“I thought he grew a lot right away. I think just being put in the position for the first time, there was certainly a lot of room for growth. … And I think he continues to grow. It’s just comfort, seeing all these different situations, seeing all these different teams, the highs and lows of the season. All those things are information that he’s gathering and he’s using, and I think he just feels more comfortable. He’s certainly confident. ... It’s an important part of the job for him.”
Nurse has also praised Maxey’s progress defensively. He’s often been fine with opposing teams trying to create switches and have bigger players go at Maxey.

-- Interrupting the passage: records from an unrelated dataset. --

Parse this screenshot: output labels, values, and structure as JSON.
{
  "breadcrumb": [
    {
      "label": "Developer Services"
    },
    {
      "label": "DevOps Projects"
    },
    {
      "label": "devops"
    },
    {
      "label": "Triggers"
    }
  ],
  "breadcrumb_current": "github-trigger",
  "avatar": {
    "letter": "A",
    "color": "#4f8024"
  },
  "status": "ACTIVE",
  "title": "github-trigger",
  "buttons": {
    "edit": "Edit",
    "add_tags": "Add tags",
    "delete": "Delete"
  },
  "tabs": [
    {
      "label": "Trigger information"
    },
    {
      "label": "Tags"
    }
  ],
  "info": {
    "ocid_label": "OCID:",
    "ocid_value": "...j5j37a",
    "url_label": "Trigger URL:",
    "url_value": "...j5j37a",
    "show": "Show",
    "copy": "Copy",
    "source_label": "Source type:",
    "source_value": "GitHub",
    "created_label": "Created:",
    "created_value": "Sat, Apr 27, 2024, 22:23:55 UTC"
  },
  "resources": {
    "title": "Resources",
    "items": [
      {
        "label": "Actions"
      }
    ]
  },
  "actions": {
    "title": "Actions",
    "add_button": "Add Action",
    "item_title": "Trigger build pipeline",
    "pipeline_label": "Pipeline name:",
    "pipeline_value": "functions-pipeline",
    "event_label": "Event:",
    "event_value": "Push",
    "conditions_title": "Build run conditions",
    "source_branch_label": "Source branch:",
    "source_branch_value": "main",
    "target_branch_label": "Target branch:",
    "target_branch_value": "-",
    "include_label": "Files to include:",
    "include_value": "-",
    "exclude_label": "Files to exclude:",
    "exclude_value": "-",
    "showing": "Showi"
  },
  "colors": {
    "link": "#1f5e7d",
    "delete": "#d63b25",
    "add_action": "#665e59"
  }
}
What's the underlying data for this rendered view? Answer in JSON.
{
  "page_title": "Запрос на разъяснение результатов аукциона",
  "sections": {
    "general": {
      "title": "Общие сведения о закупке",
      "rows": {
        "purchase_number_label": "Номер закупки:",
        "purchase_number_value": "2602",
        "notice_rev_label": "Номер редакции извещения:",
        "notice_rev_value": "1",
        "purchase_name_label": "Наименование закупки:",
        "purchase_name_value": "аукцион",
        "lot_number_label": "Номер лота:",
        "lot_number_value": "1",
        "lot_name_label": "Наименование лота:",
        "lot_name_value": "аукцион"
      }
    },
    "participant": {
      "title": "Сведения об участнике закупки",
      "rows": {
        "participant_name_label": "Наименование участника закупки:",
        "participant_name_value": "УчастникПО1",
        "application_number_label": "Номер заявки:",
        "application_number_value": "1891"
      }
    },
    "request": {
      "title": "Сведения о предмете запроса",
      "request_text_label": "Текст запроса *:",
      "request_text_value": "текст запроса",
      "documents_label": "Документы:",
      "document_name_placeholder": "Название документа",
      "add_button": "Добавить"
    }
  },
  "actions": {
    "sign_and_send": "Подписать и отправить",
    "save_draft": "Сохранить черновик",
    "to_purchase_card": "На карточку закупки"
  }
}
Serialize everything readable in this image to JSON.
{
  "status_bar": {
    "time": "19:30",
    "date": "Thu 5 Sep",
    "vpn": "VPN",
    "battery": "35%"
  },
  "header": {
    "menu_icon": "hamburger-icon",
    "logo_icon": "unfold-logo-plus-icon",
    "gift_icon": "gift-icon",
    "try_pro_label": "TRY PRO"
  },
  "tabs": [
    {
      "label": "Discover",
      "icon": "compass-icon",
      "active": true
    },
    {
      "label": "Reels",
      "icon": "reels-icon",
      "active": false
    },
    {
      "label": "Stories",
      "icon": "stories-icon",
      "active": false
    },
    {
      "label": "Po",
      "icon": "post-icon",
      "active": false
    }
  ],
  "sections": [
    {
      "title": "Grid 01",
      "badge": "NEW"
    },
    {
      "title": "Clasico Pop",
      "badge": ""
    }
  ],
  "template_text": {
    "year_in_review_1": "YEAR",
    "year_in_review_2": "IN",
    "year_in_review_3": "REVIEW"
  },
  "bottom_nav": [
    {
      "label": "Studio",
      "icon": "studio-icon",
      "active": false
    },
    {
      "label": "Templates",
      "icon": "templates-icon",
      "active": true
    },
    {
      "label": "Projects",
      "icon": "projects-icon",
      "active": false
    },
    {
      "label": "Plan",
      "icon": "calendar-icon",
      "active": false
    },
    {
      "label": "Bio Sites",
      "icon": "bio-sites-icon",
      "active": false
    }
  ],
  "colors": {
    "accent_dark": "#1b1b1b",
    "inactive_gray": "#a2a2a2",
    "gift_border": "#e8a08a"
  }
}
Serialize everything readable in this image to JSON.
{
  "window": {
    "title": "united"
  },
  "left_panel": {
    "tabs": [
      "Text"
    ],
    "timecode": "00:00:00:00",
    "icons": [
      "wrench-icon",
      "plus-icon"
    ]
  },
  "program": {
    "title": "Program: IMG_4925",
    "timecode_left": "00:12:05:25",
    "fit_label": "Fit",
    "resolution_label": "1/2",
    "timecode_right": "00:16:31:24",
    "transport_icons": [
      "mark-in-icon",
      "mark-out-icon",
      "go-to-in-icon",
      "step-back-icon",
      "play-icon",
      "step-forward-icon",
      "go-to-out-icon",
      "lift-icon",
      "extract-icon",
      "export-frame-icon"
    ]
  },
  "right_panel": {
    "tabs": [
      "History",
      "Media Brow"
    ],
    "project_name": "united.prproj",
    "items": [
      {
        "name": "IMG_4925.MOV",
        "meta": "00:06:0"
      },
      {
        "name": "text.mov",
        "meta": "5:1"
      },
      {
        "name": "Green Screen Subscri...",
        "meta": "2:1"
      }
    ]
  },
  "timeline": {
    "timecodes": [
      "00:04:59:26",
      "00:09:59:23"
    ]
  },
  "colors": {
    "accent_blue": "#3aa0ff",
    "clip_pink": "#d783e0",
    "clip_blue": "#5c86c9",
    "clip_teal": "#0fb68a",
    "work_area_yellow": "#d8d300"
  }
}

And when Maxey’s level has lapsed, Nurse has let him know.
“Last game I was pretty bad defensively,” Maxey said after a Jan. 10 overtime loss in Atlanta. “I didn’t get into the ball. … He told me about it, and I told him that I’ve got him and it won’t happen again. And tonight I just stayed in the ball. No matter who I was guarding, I was aggressive.
“I know I can be a pesky defender. I know I can do a lot on offense, but I’ve got to go out there and play both ends extremely hard, no matter how many minutes I’m playing. It doesn’t really matter. I’ve just got to go out there and give 100 percent every single second, every single day that I’m out there.”
Maxey’s ceaseless, joyful approach to day-after-day self-improvement has already gotten him to an All-Star Game.